Biloxi — A mission that began in 1922 to assist poor immigrant families working in the seafood industry has remained strong and evolved to meet current needs of the community. Back Bay Mission has a legacy of compassionate service and has spawned other caring agencies that have yielded stunning, long-term impacts for the good of the Gulf Coast.
Programs created under Back Bay Mission auspices but now independent service agencies include:
• Gulf Coast Women’s Center for Nonviolence, the first shelter for battered women in the state.
• Coastal Family Health Center, a community health care system which has grown to operate 17 clinics over a five-county area.
• South Mississippi AIDS Task Force, a comprehensive program that includes education and prevention campaigns and support groups.
• Loaves and Fishes, an ecumenical feeding program serving as many as 55,000 meals a year.
• Interfaith Hospitality Network, a program to house and assist homeless families.
Today these agencies deliver nearly $15 million in annual services to the Gulf Coast.
The Rev. Shari Prestemon, executive director said, “We’re 83 years old and here to stay. We’re proud to be a part of the community.”
She says the mission remains strong although it suffers the same ups and downs of all nonprofit organizations and is subject to the generosity of those who also have ups and downs.
“Our service and commitment to this community has not changed,” she said. “We are striving to address many needs and always stretching every penny.”
Back Bay Mission was established by the First Evangelical Church of Biloxi that later became the United Church of Christ. The mission continues to thrive through local and national support.
“There are United Church of Christ churches in every state except Mississippi,” Prestemon said, “but churches all over the country have adopted us and support us along with local people and organizations.”

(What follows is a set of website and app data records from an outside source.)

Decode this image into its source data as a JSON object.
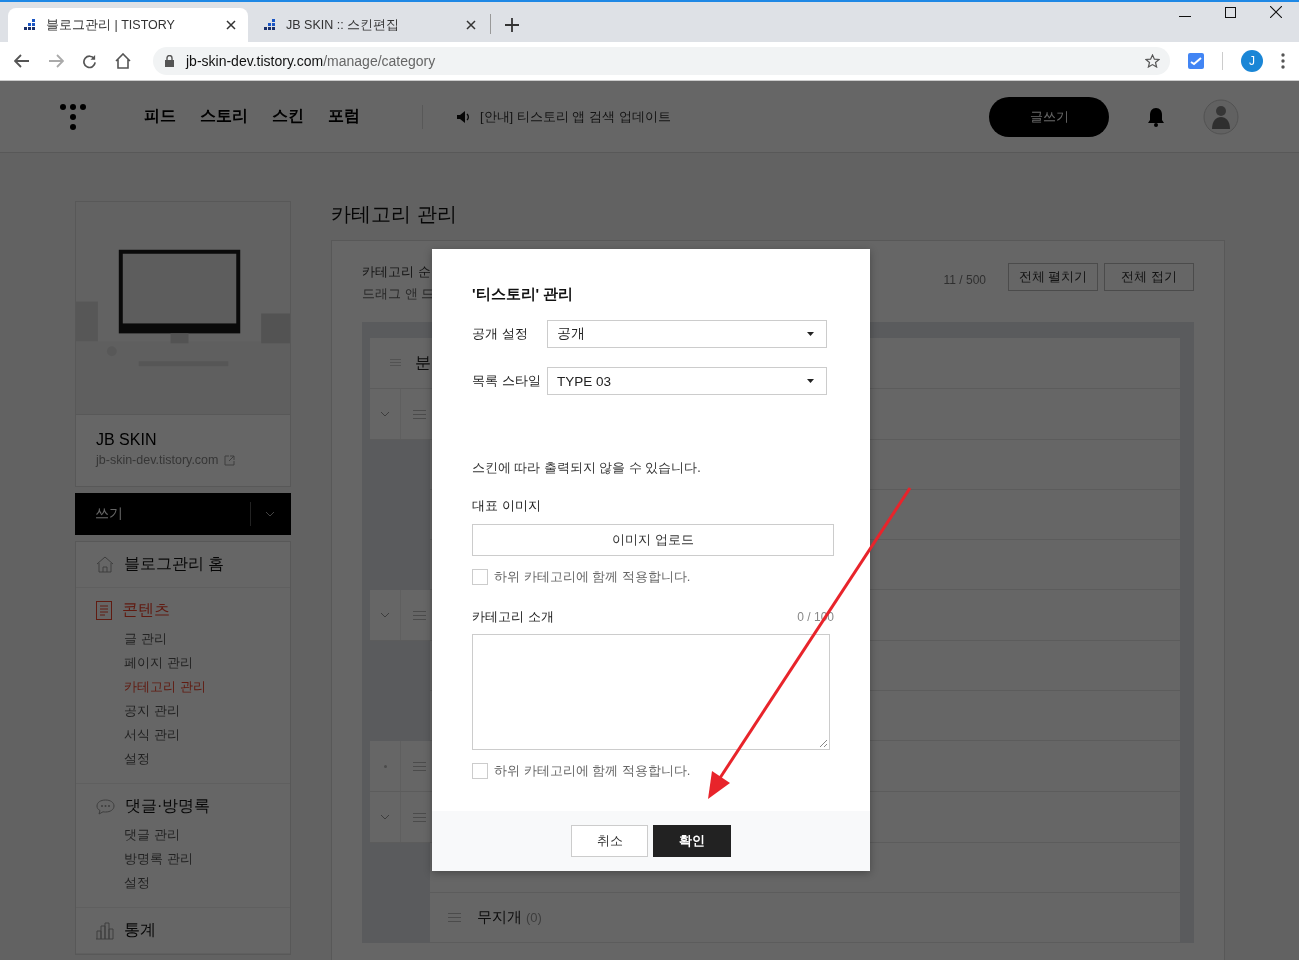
{
  "browser": {
    "tabs": [
      {
        "title": "블로그관리 | TISTORY",
        "selected": true
      },
      {
        "title": "JB SKIN :: 스킨편집",
        "selected": false
      }
    ],
    "url": {
      "host": "jb-skin-dev.tistory.com",
      "path": "/manage/category"
    },
    "profile": "J"
  },
  "header": {
    "nav": [
      "피드",
      "스토리",
      "스킨",
      "포럼"
    ],
    "notice": "[안내] 티스토리 앱 검색 업데이트",
    "write_button": "글쓰기"
  },
  "sidebar": {
    "blog_name": "JB SKIN",
    "blog_url": "jb-skin-dev.tistory.com",
    "write": "쓰기",
    "groups": [
      {
        "kind": "home",
        "title": "블로그관리 홈",
        "selected": false
      },
      {
        "kind": "document",
        "title": "콘텐츠",
        "selected": true,
        "items": [
          {
            "label": "글 관리",
            "selected": false
          },
          {
            "label": "페이지 관리",
            "selected": false
          },
          {
            "label": "카테고리 관리",
            "selected": true
          },
          {
            "label": "공지 관리",
            "selected": false
          },
          {
            "label": "서식 관리",
            "selected": false
          },
          {
            "label": "설정",
            "selected": false
          }
        ]
      },
      {
        "kind": "comment",
        "title": "댓글·방명록",
        "selected": false,
        "items": [
          {
            "label": "댓글 관리",
            "selected": false
          },
          {
            "label": "방명록 관리",
            "selected": false
          },
          {
            "label": "설정",
            "selected": false
          }
        ]
      },
      {
        "kind": "chart",
        "title": "통계",
        "selected": false
      }
    ]
  },
  "main": {
    "title": "카테고리 관리",
    "info_lines": [
      "카테고리 순",
      "드래그 앤 드"
    ],
    "count": "11",
    "limit": "/ 500",
    "buttons": [
      "전체 펼치기",
      "전체 접기"
    ],
    "rows": [
      {
        "kind": "root",
        "text": "분"
      },
      {
        "kind": "parent"
      },
      {
        "kind": "child"
      },
      {
        "kind": "child"
      },
      {
        "kind": "child"
      },
      {
        "kind": "parent"
      },
      {
        "kind": "child"
      },
      {
        "kind": "child"
      },
      {
        "kind": "leaf"
      },
      {
        "kind": "parent"
      },
      {
        "kind": "child"
      },
      {
        "kind": "child",
        "text": "무지개",
        "count": "(0)"
      }
    ]
  },
  "modal": {
    "title": "'티스토리' 관리",
    "fields": [
      {
        "label": "공개 설정",
        "value": "공개"
      },
      {
        "label": "목록 스타일",
        "value": "TYPE 03"
      }
    ],
    "note": "스킨에 따라 출력되지 않을 수 있습니다.",
    "image_label": "대표 이미지",
    "upload": "이미지 업로드",
    "apply_image": {
      "label": "하위 카테고리에 함께 적용합니다.",
      "checked": false
    },
    "intro_label": "카테고리 소개",
    "intro_counter": "0 / 100",
    "apply_intro": {
      "label": "하위 카테고리에 함께 적용합니다.",
      "checked": false
    },
    "cancel": "취소",
    "ok": "확인"
  }
}
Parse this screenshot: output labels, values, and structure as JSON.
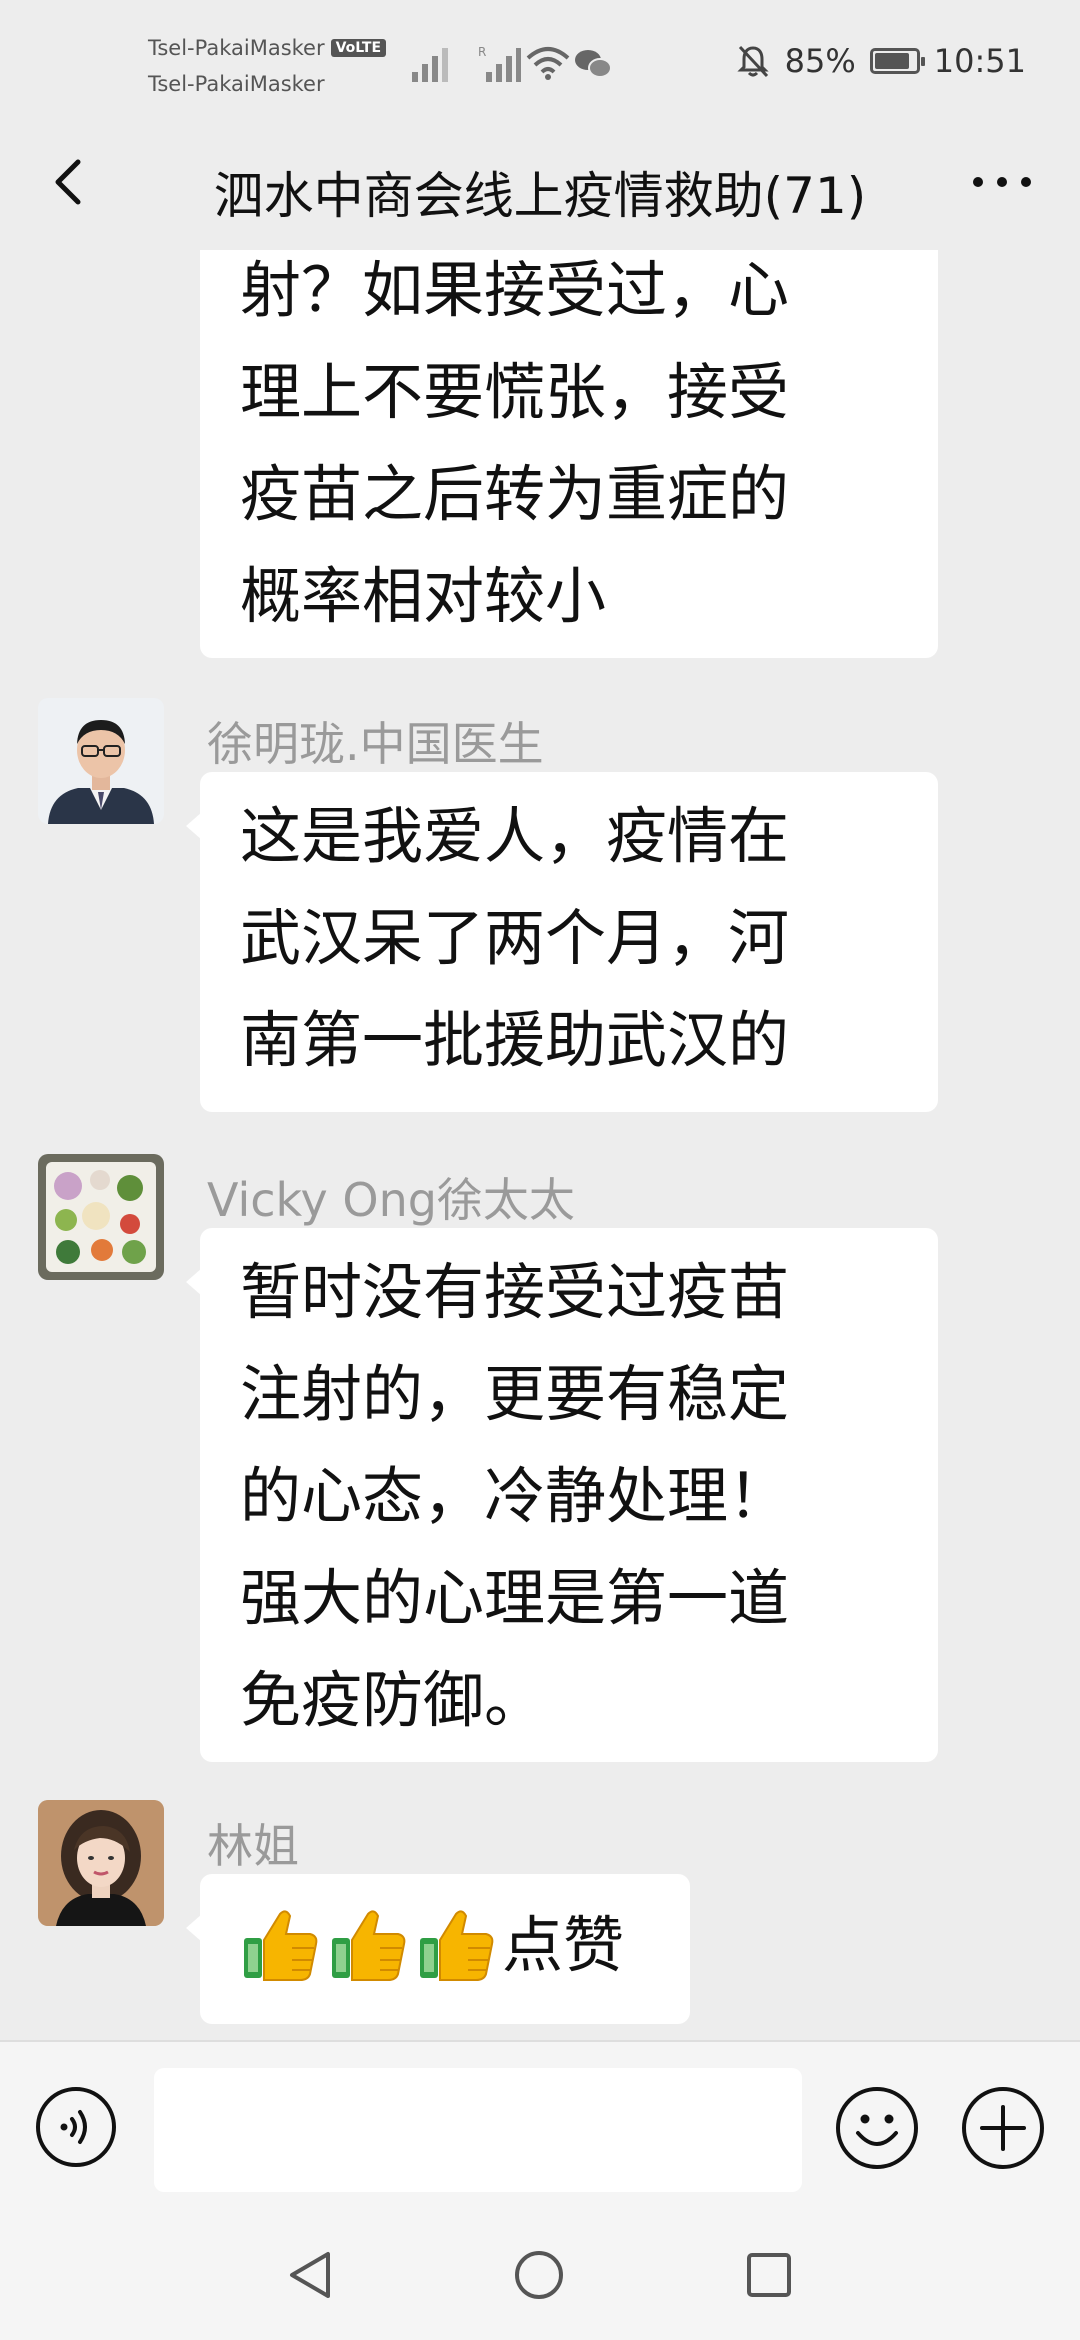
{
  "status_bar": {
    "carrier_1": "Tsel-PakaiMasker",
    "volte": "VoLTE",
    "carrier_2": "Tsel-PakaiMasker",
    "battery": "85%",
    "battery_level": 0.85,
    "time": "10:51"
  },
  "header": {
    "title": "泗水中商会线上疫情救助(71)"
  },
  "messages": [
    {
      "sender": "",
      "lines": [
        "射？如果接受过，心",
        "理上不要慌张，接受",
        "疫苗之后转为重症的",
        "概率相对较小"
      ]
    },
    {
      "sender": "徐明珑.中国医生",
      "lines": [
        "这是我爱人，疫情在",
        "武汉呆了两个月，河",
        "南第一批援助武汉的"
      ]
    },
    {
      "sender": "Vicky Ong徐太太",
      "lines": [
        "暂时没有接受过疫苗",
        "注射的，更要有稳定",
        "的心态，冷静处理！",
        "强大的心理是第一道",
        "免疫防御。"
      ]
    },
    {
      "sender": "林姐",
      "emoji_count": 3,
      "text": "点赞"
    }
  ],
  "input": {
    "placeholder": ""
  },
  "icons": {
    "back": "chevron-left-icon",
    "more": "more-dots-icon",
    "voice": "voice-icon",
    "emoji": "smiley-icon",
    "plus": "plus-icon",
    "thumbs": "thumbs-up-icon"
  }
}
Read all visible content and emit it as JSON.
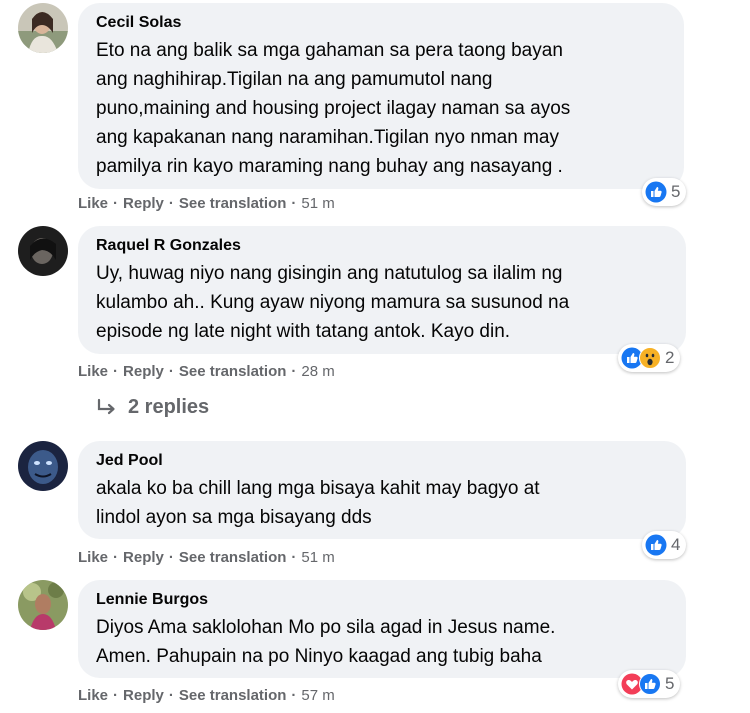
{
  "comments": [
    {
      "author": "Cecil Solas",
      "text": "Eto na ang balik sa mga gahaman sa pera taong bayan\nang naghihirap.Tigilan na ang pamumutol nang\npuno,maining and housing project ilagay naman sa ayos\nang kapakanan nang naramihan.Tigilan nyo nman may\npamilya rin kayo maraming nang buhay ang nasayang .",
      "like_label": "Like",
      "reply_label": "Reply",
      "translate_label": "See translation",
      "time": "51 m",
      "reaction_count": "5",
      "reactions": [
        "like"
      ]
    },
    {
      "author": "Raquel R Gonzales",
      "text": "Uy, huwag niyo nang gisingin ang natutulog sa ilalim ng\nkulambo ah.. Kung ayaw niyong mamura sa susunod na\nepisode ng late night with tatang antok. Kayo din.",
      "like_label": "Like",
      "reply_label": "Reply",
      "translate_label": "See translation",
      "time": "28 m",
      "reaction_count": "2",
      "reactions": [
        "like",
        "wow"
      ]
    },
    {
      "author": "Jed Pool",
      "text": "akala ko ba chill lang mga bisaya kahit may bagyo at\nlindol ayon sa mga bisayang dds",
      "like_label": "Like",
      "reply_label": "Reply",
      "translate_label": "See translation",
      "time": "51 m",
      "reaction_count": "4",
      "reactions": [
        "like"
      ]
    },
    {
      "author": "Lennie Burgos",
      "text": "Diyos Ama saklolohan Mo po sila agad in Jesus name.\nAmen. Pahupain na po Ninyo kaagad ang tubig baha",
      "like_label": "Like",
      "reply_label": "Reply",
      "translate_label": "See translation",
      "time": "57 m",
      "reaction_count": "5",
      "reactions": [
        "love",
        "like"
      ]
    }
  ],
  "replies_link": "2 replies",
  "colors": {
    "bubble": "#f0f2f5",
    "meta": "#65676b",
    "like_blue": "#1877f2",
    "love_red": "#f33e58",
    "wow_yellow": "#f7b125"
  }
}
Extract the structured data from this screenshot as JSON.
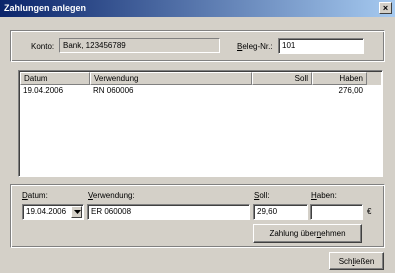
{
  "window": {
    "title": "Zahlungen anlegen",
    "close": "×"
  },
  "account": {
    "konto_label": "Konto:",
    "konto_value": "Bank, 123456789",
    "beleg_label_pre": "",
    "beleg_label_ul": "B",
    "beleg_label_post": "eleg-Nr.:",
    "beleg_value": "101"
  },
  "list": {
    "columns": [
      "Datum",
      "Verwendung",
      "Soll",
      "Haben"
    ],
    "rows": [
      {
        "datum": "19.04.2006",
        "verwendung": "RN 060006",
        "soll": "",
        "haben": "276,00"
      }
    ]
  },
  "entry": {
    "datum_label_ul": "D",
    "datum_label_post": "atum:",
    "verwendung_label_ul": "V",
    "verwendung_label_post": "erwendung:",
    "soll_label_ul": "S",
    "soll_label_post": "oll:",
    "haben_label_ul": "H",
    "haben_label_post": "aben:",
    "datum_value": "19.04.2006",
    "verwendung_value": "ER 060008",
    "soll_value": "29,60",
    "haben_value": "",
    "currency": "€",
    "submit_pre": "Zahlung über",
    "submit_ul": "n",
    "submit_post": "ehmen"
  },
  "footer": {
    "close_pre": "Sch",
    "close_ul": "l",
    "close_post": "ießen"
  }
}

A national fundraising campaign enabled the mission to complete a recent renovation and addition to the buildings on their Division Street campus.
With the changing seafood industry, the mission’s focus has changed to address other needs. “As circumstances change, our focus becomes whichever group is disenfranchised,” the director said.
Currently on the Mississippi Gulf Coast that group is homeless people. Prestemon says she’s seen those ranks swell in the four years she’s been at the mission. She chairs a six-county homeless coalition that has pushed for a Homeless Task Force for the city of Biloxi. Mayor A.J. Holloway is currently naming a 15-member group that Prestemon will chair. She hopes the Task Force will be ready to go to work in September.
“The federal government has urged cities to fashion 10-year plans to end chronic homelessness,” she said. “It’s been an ignored issue down here but now is getting attention.”
Prestemon said churches can’t be lone rangers in addressing this issue and that she hopes for a broad base of support for the Task Force that will include business leaders, social services, government and churches.
“We believe we have a lot of need and it’s growing, especially among women and children,” she said. “I hope this group will make us look more creatively to stem this tide of homelessness.”
Prestemon believes homelessness in increasing on the Gulf Coast because the warm climate is appealing and the casinos are a draw with the offer they hold out for jobs and riches.
“I have seen it grow in the time I’ve been here and I believe that’s a reflection of what’s happening nationally,” she said.
The coalition has gone to shelters, the woods and places where the homeless hang out to try to get a headcount and other information. Prestemon said they’ve found that the majority of homeless people are actually from the area. Many are in these circumstances because of substance abuse, unemployment and under employment.
“These are ‘our people’ and that’s another motivation for doing this plan,” she said.
Another current initiative of Back Bay Mission is to conduct a voter registration drive among the homeless and low-income people. The mission will partner with other organizations that have contact with these groups of people. She said homeless people can use the address of shelters to register.
“These are people who are very unempowered politically and there are a lot of issues in elections that involve them,” Prestemon said. “After September we will be much more visible with the registration drive. Regardless of how they vote, we want them to vote.”
Ongoing services of Back Bay Mission are:
• Direct service and emergency assistance with food, clothing, rent and utilities relief, and referral and counseling services.
• Home At Last, a program to put homeless people in permanent, safe houses and increase their self-sufficiency.
• Community development, a program of starting new organizations dedicated to addressing substantial problems.
• Low-income housing rehabilitation, a program made possible through volunteer work groups from across the nation, approximately 20 per year, that travel to Biloxi to assist the mission in these housing rehab tasks.
In 2003, Back Bay Mission provided emergency assistance to more than 9,000 people, renovated 25 houses for the poor and handicapped, and managed and coordinated the Home At Last program.
Contact MBJ contributing Lynn Lofton at email@example.com.